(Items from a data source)

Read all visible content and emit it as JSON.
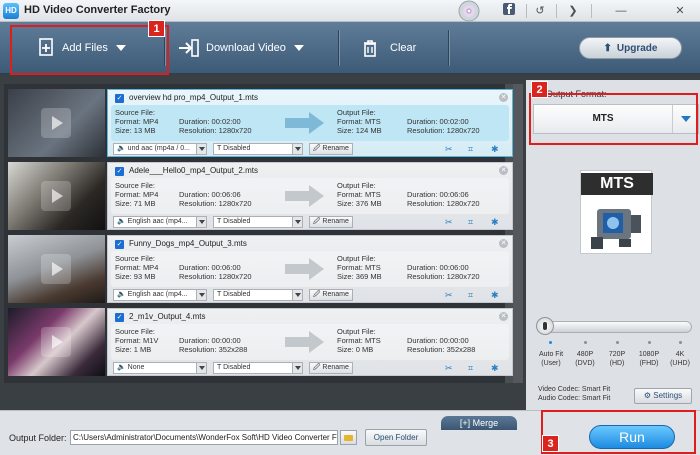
{
  "window": {
    "title": "HD Video Converter Factory",
    "logo_text": "HD"
  },
  "titlebar_icons": [
    "facebook-icon",
    "refresh-icon",
    "twitter-icon",
    "minimize-icon",
    "close-icon"
  ],
  "toolbar": {
    "add_files": "Add Files",
    "download_video": "Download Video",
    "clear": "Clear",
    "upgrade": "Upgrade"
  },
  "callouts": {
    "one": "1",
    "two": "2",
    "three": "3"
  },
  "labels": {
    "source_file": "Source File:",
    "output_file": "Output File:",
    "format": "Format:",
    "size": "Size:",
    "duration": "Duration:",
    "resolution": "Resolution:",
    "rename": "Rename"
  },
  "tasks": [
    {
      "name": "overview hd pro_mp4_Output_1.mts",
      "src": {
        "format": "MP4",
        "size": "13 MB",
        "duration": "00:02:00",
        "resolution": "1280x720"
      },
      "out": {
        "format": "MTS",
        "size": "124 MB",
        "duration": "00:02:00",
        "resolution": "1280x720"
      },
      "audio": "und aac (mp4a / 0...",
      "subtitle": "Disabled"
    },
    {
      "name": "Adele___Hello0_mp4_Output_2.mts",
      "src": {
        "format": "MP4",
        "size": "71 MB",
        "duration": "00:06:06",
        "resolution": "1280x720"
      },
      "out": {
        "format": "MTS",
        "size": "376 MB",
        "duration": "00:06:06",
        "resolution": "1280x720"
      },
      "audio": "English aac (mp4...",
      "subtitle": "Disabled"
    },
    {
      "name": "Funny_Dogs_mp4_Output_3.mts",
      "src": {
        "format": "MP4",
        "size": "93 MB",
        "duration": "00:06:00",
        "resolution": "1280x720"
      },
      "out": {
        "format": "MTS",
        "size": "369 MB",
        "duration": "00:06:00",
        "resolution": "1280x720"
      },
      "audio": "English aac (mp4...",
      "subtitle": "Disabled"
    },
    {
      "name": "2_m1v_Output_4.mts",
      "src": {
        "format": "M1V",
        "size": "1 MB",
        "duration": "00:00:00",
        "resolution": "352x288"
      },
      "out": {
        "format": "MTS",
        "size": "0 MB",
        "duration": "00:00:00",
        "resolution": "352x288"
      },
      "audio": "None",
      "subtitle": "Disabled"
    }
  ],
  "right_panel": {
    "output_format_label": "Output Format:",
    "output_format_value": "MTS",
    "preview_label": "MTS",
    "resolutions": [
      {
        "line1": "Auto Fit",
        "line2": "(User)"
      },
      {
        "line1": "480P",
        "line2": "(DVD)"
      },
      {
        "line1": "720P",
        "line2": "(HD)"
      },
      {
        "line1": "1080P",
        "line2": "(FHD)"
      },
      {
        "line1": "4K",
        "line2": "(UHD)"
      }
    ],
    "selected_resolution": "Auto Fit",
    "video_codec": "Video Codec: Smart Fit",
    "audio_codec": "Audio Codec: Smart Fit",
    "settings": "Settings"
  },
  "bottom": {
    "output_folder_label": "Output Folder:",
    "output_path": "C:\\Users\\Administrator\\Documents\\WonderFox Soft\\HD Video Converter Fac",
    "open_folder": "Open Folder",
    "merge": "Merge",
    "run": "Run"
  },
  "colors": {
    "accent": "#1d8be0",
    "callout": "#e01d1d",
    "toolbar": "#4a6886"
  }
}
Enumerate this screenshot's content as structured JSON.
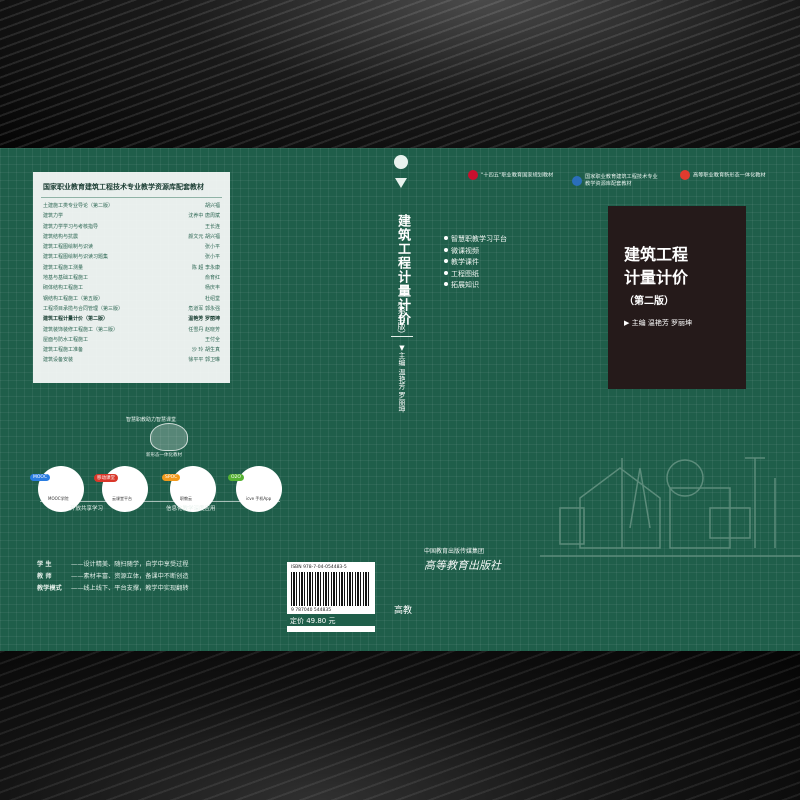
{
  "series": {
    "title": "国家职业教育建筑工程技术专业教学资源库配套教材",
    "books": [
      {
        "title": "土建施工类专业导论（第二版）",
        "author": "胡兴福"
      },
      {
        "title": "建筑力学",
        "author": "沈养中  唐周斌"
      },
      {
        "title": "建筑力学学习与考核指导",
        "author": "王长连"
      },
      {
        "title": "建筑结构与抗震",
        "author": "颜文元  胡兴福"
      },
      {
        "title": "建筑工程图绘制与识读",
        "author": "张小平"
      },
      {
        "title": "建筑工程图绘制与识读习题集",
        "author": "张小平"
      },
      {
        "title": "建筑工程施工测量",
        "author": "陈  超  李永康"
      },
      {
        "title": "地基与基础工程施工",
        "author": "俞育红"
      },
      {
        "title": "砌体结构工程施工",
        "author": "杨庆丰"
      },
      {
        "title": "钢结构工程施工（第五版）",
        "author": "杜绍堂"
      },
      {
        "title": "工程项目承揽与合同管理（第三版）",
        "author": "危道军  郭永强"
      },
      {
        "title": "建筑工程计量计价（第二版）",
        "author": "温艳芳  罗丽坤"
      },
      {
        "title": "建筑装饰装修工程施工（第二版）",
        "author": "任雪丹  赵晓芳"
      },
      {
        "title": "屋面与防水工程施工",
        "author": "王付全"
      },
      {
        "title": "建筑工程施工准备",
        "author": "沙  玲  胡生真"
      },
      {
        "title": "建筑设备安装",
        "author": "徐平平  郭卫琳"
      }
    ],
    "current_index": 11
  },
  "diagram": {
    "arc_label": "智慧职教助力智慧课堂",
    "sub_label": "新形态一体化教材",
    "nodes": [
      {
        "tag": "MOOC",
        "chip": "MOOC学院",
        "color": "#2a7de1"
      },
      {
        "tag": "移动课堂",
        "chip": "云课堂平台",
        "color": "#d9372a"
      },
      {
        "tag": "SPOC",
        "chip": "职教云",
        "color": "#f39a1c"
      },
      {
        "tag": "O2O",
        "chip": "icve 手机App",
        "color": "#55b233"
      }
    ],
    "left_caption": "开放共享学习",
    "right_caption": "信息化教学深度应用"
  },
  "taglines": [
    {
      "who": "学    生",
      "text": "——设计精美、随扫随学，自学中享受过程"
    },
    {
      "who": "教    师",
      "text": "——素材丰富、资源立体，备课中不断创造"
    },
    {
      "who": "教学模式",
      "text": "——线上线下、平台支撑，教学中实现翻转"
    }
  ],
  "spine": {
    "title": "建筑工程计量计价",
    "edition": "（第二版）",
    "author_prefix": "▼主编",
    "authors": "温艳芳  罗丽坤",
    "publisher_mark": "高教"
  },
  "features": [
    "智慧职教学习平台",
    "微课视频",
    "教学课件",
    "工程图纸",
    "拓展知识"
  ],
  "badges": [
    {
      "text": "\"十四五\"职业教育国家规划教材",
      "color": "#c8102e"
    },
    {
      "text": "国家职业教育建筑工程技术专业\n教学资源库配套教材",
      "color": "#2a6ebb"
    },
    {
      "text": "高等职业教育新形态一体化教材",
      "color": "#e23b2e"
    }
  ],
  "cover": {
    "title_line1": "建筑工程",
    "title_line2": "计量计价",
    "edition": "（第二版）",
    "author_line": "▶ 主编    温艳芳    罗丽坤"
  },
  "publisher": {
    "group": "中国教育出版传媒集团",
    "name": "高等教育出版社"
  },
  "isbn": {
    "text": "ISBN 978-7-04-054483-5",
    "digits": "9 787040 544835",
    "price": "定价 49.80 元"
  }
}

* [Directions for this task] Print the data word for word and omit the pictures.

* [Output below]
Read all visible content and emit it as JSON.
{
  "window": {
    "title": "HD Video Converter Factory",
    "logo_text": "HD"
  },
  "titlebar_icons": [
    "facebook-icon",
    "refresh-icon",
    "twitter-icon",
    "minimize-icon",
    "close-icon"
  ],
  "toolbar": {
    "add_files": "Add Files",
    "download_video": "Download Video",
    "clear": "Clear",
    "upgrade": "Upgrade"
  },
  "callouts": {
    "one": "1",
    "two": "2",
    "three": "3"
  },
  "labels": {
    "source_file": "Source File:",
    "output_file": "Output File:",
    "format": "Format:",
    "size": "Size:",
    "duration": "Duration:",
    "resolution": "Resolution:",
    "rename": "Rename"
  },
  "tasks": [
    {
      "name": "overview hd pro_mp4_Output_1.mts",
      "src": {
        "format": "MP4",
        "size": "13 MB",
        "duration": "00:02:00",
        "resolution": "1280x720"
      },
      "out": {
        "format": "MTS",
        "size": "124 MB",
        "duration": "00:02:00",
        "resolution": "1280x720"
      },
      "audio": "und aac (mp4a / 0...",
      "subtitle": "Disabled"
    },
    {
      "name": "Adele___Hello0_mp4_Output_2.mts",
      "src": {
        "format": "MP4",
        "size": "71 MB",
        "duration": "00:06:06",
        "resolution": "1280x720"
      },
      "out": {
        "format": "MTS",
        "size": "376 MB",
        "duration": "00:06:06",
        "resolution": "1280x720"
      },
      "audio": "English aac (mp4...",
      "subtitle": "Disabled"
    },
    {
      "name": "Funny_Dogs_mp4_Output_3.mts",
      "src": {
        "format": "MP4",
        "size": "93 MB",
        "duration": "00:06:00",
        "resolution": "1280x720"
      },
      "out": {
        "format": "MTS",
        "size": "369 MB",
        "duration": "00:06:00",
        "resolution": "1280x720"
      },
      "audio": "English aac (mp4...",
      "subtitle": "Disabled"
    },
    {
      "name": "2_m1v_Output_4.mts",
      "src": {
        "format": "M1V",
        "size": "1 MB",
        "duration": "00:00:00",
        "resolution": "352x288"
      },
      "out": {
        "format": "MTS",
        "size": "0 MB",
        "duration": "00:00:00",
        "resolution": "352x288"
      },
      "audio": "None",
      "subtitle": "Disabled"
    }
  ],
  "right_panel": {
    "output_format_label": "Output Format:",
    "output_format_value": "MTS",
    "preview_label": "MTS",
    "resolutions": [
      {
        "line1": "Auto Fit",
        "line2": "(User)"
      },
      {
        "line1": "480P",
        "line2": "(DVD)"
      },
      {
        "line1": "720P",
        "line2": "(HD)"
      },
      {
        "line1": "1080P",
        "line2": "(FHD)"
      },
      {
        "line1": "4K",
        "line2": "(UHD)"
      }
    ],
    "selected_resolution": "Auto Fit",
    "video_codec": "Video Codec: Smart Fit",
    "audio_codec": "Audio Codec: Smart Fit",
    "settings": "Settings"
  },
  "bottom": {
    "output_folder_label": "Output Folder:",
    "output_path": "C:\\Users\\Administrator\\Documents\\WonderFox Soft\\HD Video Converter Fac",
    "open_folder": "Open Folder",
    "merge": "Merge",
    "run": "Run"
  },
  "colors": {
    "accent": "#1d8be0",
    "callout": "#e01d1d",
    "toolbar": "#4a6886"
  }
}
Enumerate this screenshot's content as structured JSON.
{
  "series": {
    "title": "国家职业教育建筑工程技术专业教学资源库配套教材",
    "books": [
      {
        "title": "土建施工类专业导论（第二版）",
        "author": "胡兴福"
      },
      {
        "title": "建筑力学",
        "author": "沈养中  唐周斌"
      },
      {
        "title": "建筑力学学习与考核指导",
        "author": "王长连"
      },
      {
        "title": "建筑结构与抗震",
        "author": "颜文元  胡兴福"
      },
      {
        "title": "建筑工程图绘制与识读",
        "author": "张小平"
      },
      {
        "title": "建筑工程图绘制与识读习题集",
        "author": "张小平"
      },
      {
        "title": "建筑工程施工测量",
        "author": "陈  超  李永康"
      },
      {
        "title": "地基与基础工程施工",
        "author": "俞育红"
      },
      {
        "title": "砌体结构工程施工",
        "author": "杨庆丰"
      },
      {
        "title": "钢结构工程施工（第五版）",
        "author": "杜绍堂"
      },
      {
        "title": "工程项目承揽与合同管理（第三版）",
        "author": "危道军  郭永强"
      },
      {
        "title": "建筑工程计量计价（第二版）",
        "author": "温艳芳  罗丽坤"
      },
      {
        "title": "建筑装饰装修工程施工（第二版）",
        "author": "任雪丹  赵晓芳"
      },
      {
        "title": "屋面与防水工程施工",
        "author": "王付全"
      },
      {
        "title": "建筑工程施工准备",
        "author": "沙  玲  胡生真"
      },
      {
        "title": "建筑设备安装",
        "author": "徐平平  郭卫琳"
      }
    ],
    "current_index": 11
  },
  "diagram": {
    "arc_label": "智慧职教助力智慧课堂",
    "sub_label": "新形态一体化教材",
    "nodes": [
      {
        "tag": "MOOC",
        "chip": "MOOC学院",
        "color": "#2a7de1"
      },
      {
        "tag": "移动课堂",
        "chip": "云课堂平台",
        "color": "#d9372a"
      },
      {
        "tag": "SPOC",
        "chip": "职教云",
        "color": "#f39a1c"
      },
      {
        "tag": "O2O",
        "chip": "icve 手机App",
        "color": "#55b233"
      }
    ],
    "left_caption": "开放共享学习",
    "right_caption": "信息化教学深度应用"
  },
  "taglines": [
    {
      "who": "学    生",
      "text": "——设计精美、随扫随学，自学中享受过程"
    },
    {
      "who": "教    师",
      "text": "——素材丰富、资源立体，备课中不断创造"
    },
    {
      "who": "教学模式",
      "text": "——线上线下、平台支撑，教学中实现翻转"
    }
  ],
  "spine": {
    "title": "建筑工程计量计价",
    "edition": "（第二版）",
    "author_prefix": "▼主编",
    "authors": "温艳芳  罗丽坤",
    "publisher_mark": "高教"
  },
  "features": [
    "智慧职教学习平台",
    "微课视频",
    "教学课件",
    "工程图纸",
    "拓展知识"
  ],
  "badges": [
    {
      "text": "\"十四五\"职业教育国家规划教材",
      "color": "#c8102e"
    },
    {
      "text": "国家职业教育建筑工程技术专业\n教学资源库配套教材",
      "color": "#2a6ebb"
    },
    {
      "text": "高等职业教育新形态一体化教材",
      "color": "#e23b2e"
    }
  ],
  "cover": {
    "title_line1": "建筑工程",
    "title_line2": "计量计价",
    "edition": "（第二版）",
    "author_line": "▶ 主编    温艳芳    罗丽坤"
  },
  "publisher": {
    "group": "中国教育出版传媒集团",
    "name": "高等教育出版社"
  },
  "isbn": {
    "text": "ISBN 978-7-04-054483-5",
    "digits": "9 787040 544835",
    "price": "定价 49.80 元"
  }
}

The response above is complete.